• Work instructions
Go through the records and extract every line with the word "label".

##### Listed records #####

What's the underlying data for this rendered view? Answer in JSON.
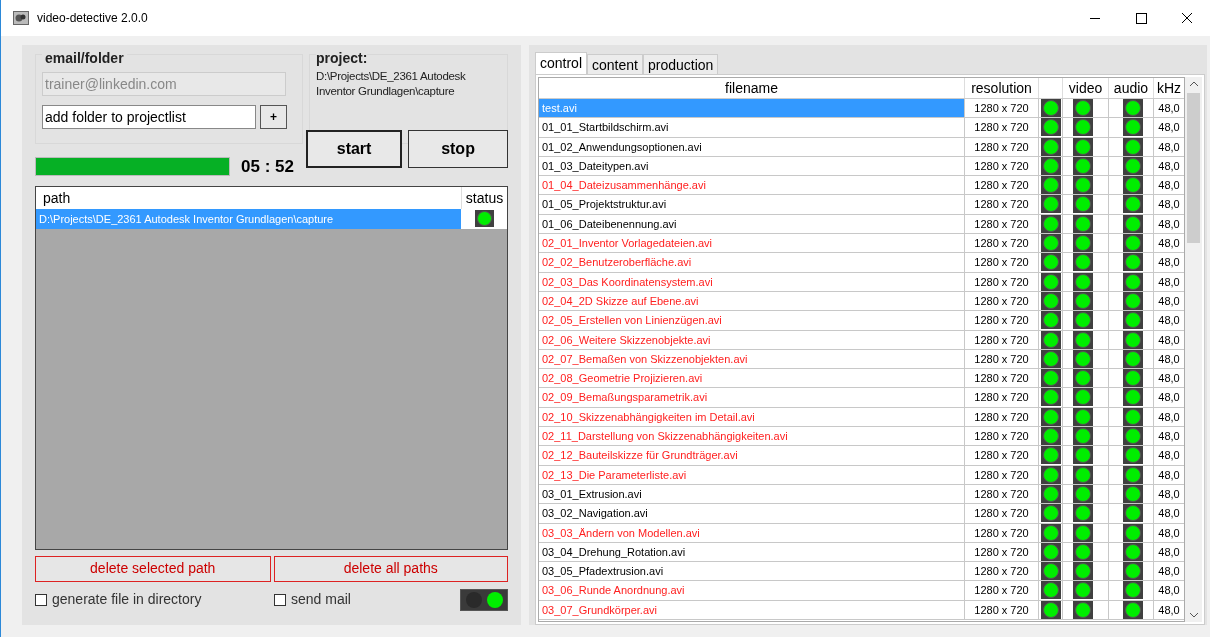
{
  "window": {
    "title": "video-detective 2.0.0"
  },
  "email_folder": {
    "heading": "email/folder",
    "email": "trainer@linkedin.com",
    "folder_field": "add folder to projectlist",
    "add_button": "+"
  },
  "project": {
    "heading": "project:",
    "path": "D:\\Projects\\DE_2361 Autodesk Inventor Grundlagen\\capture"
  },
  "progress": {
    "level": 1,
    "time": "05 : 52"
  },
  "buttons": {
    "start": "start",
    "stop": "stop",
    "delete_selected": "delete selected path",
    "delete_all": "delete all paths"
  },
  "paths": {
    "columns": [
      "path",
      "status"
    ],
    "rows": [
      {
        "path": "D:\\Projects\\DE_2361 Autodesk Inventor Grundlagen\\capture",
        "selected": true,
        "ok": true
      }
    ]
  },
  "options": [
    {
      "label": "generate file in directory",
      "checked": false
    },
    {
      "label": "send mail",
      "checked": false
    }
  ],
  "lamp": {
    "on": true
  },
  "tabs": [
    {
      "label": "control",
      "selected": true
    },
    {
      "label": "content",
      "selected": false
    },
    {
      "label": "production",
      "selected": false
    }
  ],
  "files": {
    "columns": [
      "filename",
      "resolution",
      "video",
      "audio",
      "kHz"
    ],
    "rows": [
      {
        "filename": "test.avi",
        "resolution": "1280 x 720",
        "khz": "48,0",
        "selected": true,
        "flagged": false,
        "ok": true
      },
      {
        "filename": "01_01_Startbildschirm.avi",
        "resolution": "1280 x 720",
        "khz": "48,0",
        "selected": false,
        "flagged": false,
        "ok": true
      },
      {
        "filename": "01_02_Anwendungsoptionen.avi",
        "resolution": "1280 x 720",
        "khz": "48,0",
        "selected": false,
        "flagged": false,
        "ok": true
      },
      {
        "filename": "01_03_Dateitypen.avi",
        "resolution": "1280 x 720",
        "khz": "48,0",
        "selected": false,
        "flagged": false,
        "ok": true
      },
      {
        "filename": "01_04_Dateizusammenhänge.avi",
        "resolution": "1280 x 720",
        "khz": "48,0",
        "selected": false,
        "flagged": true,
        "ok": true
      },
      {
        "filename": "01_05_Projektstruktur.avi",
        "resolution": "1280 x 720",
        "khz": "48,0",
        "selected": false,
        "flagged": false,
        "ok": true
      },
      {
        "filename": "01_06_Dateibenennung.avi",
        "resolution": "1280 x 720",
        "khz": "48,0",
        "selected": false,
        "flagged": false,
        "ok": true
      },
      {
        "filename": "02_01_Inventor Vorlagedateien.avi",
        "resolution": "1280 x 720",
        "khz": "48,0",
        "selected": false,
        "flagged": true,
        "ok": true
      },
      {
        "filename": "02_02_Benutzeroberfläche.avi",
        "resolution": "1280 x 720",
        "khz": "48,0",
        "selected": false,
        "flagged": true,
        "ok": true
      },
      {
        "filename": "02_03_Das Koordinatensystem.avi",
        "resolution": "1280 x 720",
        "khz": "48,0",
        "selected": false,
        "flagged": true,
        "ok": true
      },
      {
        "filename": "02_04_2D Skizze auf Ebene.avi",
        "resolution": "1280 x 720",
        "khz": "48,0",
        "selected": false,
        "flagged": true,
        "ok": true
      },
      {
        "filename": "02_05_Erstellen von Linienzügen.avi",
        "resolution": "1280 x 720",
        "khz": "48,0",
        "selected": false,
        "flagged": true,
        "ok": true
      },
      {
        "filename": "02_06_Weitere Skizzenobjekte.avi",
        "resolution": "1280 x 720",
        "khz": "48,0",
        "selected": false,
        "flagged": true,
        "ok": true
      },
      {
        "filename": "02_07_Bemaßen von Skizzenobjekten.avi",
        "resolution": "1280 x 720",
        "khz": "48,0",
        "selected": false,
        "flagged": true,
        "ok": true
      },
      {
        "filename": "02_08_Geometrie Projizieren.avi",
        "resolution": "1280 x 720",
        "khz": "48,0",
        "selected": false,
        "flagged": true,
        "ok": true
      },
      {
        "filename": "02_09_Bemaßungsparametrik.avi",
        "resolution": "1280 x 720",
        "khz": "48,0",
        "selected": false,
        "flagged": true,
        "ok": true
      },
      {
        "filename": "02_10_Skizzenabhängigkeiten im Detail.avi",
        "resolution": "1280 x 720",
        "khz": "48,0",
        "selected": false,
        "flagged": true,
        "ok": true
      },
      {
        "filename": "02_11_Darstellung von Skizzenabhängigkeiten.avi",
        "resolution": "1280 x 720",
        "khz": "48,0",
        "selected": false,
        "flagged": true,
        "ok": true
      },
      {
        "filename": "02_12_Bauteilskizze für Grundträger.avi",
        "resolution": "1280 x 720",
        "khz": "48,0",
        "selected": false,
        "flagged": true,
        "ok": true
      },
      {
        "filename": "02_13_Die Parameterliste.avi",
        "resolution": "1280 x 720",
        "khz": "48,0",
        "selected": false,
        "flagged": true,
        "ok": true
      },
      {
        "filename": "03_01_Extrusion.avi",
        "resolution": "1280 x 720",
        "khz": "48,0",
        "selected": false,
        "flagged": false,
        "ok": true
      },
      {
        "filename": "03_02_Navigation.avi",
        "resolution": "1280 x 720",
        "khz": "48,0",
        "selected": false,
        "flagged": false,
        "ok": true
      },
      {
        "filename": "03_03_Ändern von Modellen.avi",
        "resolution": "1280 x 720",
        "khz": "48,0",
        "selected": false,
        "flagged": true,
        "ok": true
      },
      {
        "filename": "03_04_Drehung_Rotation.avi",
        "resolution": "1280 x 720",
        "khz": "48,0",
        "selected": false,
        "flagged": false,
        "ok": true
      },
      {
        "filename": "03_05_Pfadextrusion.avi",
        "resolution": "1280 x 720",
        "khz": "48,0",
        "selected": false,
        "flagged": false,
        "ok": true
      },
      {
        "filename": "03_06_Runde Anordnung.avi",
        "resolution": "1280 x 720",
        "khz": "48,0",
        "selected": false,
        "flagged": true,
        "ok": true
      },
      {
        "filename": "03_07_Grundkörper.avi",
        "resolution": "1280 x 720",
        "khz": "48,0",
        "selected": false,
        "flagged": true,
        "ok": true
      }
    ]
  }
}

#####

• Result
      "label": "generate file in directory",
      "label": "send mail",
      "label": "control",
      "label": "content",
      "label": "production",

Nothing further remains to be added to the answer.